### Element data from apps and pages:
▼

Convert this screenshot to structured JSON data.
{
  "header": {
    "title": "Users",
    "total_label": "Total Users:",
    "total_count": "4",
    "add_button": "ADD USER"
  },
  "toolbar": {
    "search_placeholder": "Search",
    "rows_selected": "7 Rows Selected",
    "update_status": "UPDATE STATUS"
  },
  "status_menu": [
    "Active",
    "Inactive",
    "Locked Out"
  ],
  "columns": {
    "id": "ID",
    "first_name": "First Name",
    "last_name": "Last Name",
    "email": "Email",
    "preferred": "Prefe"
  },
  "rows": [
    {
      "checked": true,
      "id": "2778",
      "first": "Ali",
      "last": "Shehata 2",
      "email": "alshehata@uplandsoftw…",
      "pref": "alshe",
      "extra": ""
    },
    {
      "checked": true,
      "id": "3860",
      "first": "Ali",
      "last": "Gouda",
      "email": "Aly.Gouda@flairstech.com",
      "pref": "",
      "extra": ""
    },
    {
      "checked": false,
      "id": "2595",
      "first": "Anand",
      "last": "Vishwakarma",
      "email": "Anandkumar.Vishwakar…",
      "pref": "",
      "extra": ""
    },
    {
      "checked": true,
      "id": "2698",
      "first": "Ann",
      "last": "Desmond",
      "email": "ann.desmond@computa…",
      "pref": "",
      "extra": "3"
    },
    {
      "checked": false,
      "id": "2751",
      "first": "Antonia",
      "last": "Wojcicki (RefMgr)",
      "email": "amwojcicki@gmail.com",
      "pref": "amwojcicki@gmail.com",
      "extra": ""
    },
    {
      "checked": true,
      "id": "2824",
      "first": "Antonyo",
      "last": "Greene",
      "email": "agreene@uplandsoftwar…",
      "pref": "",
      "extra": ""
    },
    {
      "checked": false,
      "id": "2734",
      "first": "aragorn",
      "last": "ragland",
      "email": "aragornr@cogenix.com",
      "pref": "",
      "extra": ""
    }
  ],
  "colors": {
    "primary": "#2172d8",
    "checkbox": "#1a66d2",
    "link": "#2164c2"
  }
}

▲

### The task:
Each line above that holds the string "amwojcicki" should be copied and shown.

### Answer for the task:
      "email": "amwojcicki@gmail.com",
      "pref": "amwojcicki@gmail.com",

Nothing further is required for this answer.